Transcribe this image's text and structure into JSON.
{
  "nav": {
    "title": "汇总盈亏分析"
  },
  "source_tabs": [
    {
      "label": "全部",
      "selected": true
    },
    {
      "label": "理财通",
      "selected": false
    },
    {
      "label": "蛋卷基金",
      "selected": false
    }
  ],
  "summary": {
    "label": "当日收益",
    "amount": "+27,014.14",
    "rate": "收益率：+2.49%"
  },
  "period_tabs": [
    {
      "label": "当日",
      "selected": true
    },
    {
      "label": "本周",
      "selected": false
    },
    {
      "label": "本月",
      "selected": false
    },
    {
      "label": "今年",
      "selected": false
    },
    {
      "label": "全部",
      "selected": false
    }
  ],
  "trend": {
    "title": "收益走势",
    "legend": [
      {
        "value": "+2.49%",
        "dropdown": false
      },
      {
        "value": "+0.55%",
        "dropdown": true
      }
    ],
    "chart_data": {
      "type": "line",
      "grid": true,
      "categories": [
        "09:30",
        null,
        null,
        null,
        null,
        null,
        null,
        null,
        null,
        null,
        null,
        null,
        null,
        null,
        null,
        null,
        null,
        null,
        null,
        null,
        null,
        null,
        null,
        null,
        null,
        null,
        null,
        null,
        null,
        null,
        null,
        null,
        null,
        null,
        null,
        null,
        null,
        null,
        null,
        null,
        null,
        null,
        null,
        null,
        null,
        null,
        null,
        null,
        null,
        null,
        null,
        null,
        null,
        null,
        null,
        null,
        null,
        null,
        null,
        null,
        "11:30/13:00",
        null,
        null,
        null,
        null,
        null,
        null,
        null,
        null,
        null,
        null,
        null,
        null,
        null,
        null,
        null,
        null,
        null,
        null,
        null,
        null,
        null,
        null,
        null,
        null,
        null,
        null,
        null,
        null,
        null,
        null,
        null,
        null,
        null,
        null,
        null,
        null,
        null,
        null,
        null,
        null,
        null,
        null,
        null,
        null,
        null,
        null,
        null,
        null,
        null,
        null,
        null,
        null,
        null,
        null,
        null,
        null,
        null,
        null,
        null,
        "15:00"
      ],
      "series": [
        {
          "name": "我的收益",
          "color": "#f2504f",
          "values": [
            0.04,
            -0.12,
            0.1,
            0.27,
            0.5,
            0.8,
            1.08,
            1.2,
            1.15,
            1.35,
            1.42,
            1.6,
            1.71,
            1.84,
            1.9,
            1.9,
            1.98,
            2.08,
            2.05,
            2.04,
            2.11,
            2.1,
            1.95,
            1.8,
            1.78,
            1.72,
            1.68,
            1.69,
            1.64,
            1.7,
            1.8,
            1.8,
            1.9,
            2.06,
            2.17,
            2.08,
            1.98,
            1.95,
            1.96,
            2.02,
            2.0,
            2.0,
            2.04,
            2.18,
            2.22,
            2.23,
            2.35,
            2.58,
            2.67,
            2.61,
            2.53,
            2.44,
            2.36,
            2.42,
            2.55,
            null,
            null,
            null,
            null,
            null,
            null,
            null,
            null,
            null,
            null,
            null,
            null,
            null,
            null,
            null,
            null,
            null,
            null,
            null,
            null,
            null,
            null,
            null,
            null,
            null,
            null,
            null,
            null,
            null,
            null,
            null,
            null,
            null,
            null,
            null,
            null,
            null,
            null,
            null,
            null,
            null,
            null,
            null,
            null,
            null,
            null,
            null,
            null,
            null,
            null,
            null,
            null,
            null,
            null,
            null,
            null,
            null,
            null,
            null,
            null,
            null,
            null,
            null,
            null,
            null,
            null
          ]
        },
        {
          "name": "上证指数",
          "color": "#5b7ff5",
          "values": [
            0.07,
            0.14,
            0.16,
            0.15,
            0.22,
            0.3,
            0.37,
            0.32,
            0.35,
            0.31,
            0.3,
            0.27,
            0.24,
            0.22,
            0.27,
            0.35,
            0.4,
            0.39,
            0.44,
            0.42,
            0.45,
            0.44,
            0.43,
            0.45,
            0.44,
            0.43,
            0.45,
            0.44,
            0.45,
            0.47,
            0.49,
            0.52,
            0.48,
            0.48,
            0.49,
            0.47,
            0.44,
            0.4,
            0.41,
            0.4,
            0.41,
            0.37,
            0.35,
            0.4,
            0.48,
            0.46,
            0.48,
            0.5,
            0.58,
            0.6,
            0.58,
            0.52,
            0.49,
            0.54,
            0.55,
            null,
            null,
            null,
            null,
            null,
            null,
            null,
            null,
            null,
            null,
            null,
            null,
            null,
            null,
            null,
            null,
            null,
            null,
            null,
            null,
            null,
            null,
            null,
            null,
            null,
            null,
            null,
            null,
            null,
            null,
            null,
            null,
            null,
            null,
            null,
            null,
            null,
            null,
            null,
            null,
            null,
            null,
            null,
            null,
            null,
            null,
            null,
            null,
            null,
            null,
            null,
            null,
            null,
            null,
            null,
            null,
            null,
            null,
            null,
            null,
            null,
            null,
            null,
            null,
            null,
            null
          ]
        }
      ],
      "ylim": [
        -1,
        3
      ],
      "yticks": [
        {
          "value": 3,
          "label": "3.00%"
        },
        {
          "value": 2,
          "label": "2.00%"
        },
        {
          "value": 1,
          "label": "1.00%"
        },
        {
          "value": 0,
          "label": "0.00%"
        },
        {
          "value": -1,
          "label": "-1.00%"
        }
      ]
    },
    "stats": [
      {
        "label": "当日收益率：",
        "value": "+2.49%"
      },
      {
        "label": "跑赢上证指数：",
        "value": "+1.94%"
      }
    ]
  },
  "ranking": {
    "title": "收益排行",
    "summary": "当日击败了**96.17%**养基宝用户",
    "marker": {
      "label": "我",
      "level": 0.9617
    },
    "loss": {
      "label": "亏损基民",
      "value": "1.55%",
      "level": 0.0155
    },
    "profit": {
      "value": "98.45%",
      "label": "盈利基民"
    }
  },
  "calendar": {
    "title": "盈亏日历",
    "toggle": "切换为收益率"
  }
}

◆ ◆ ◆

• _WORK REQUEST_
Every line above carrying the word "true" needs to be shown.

• _RESPONSE FOR THIS EXERCISE_
      "selected": true
      "selected": true
        "dropdown": true
      "grid": true,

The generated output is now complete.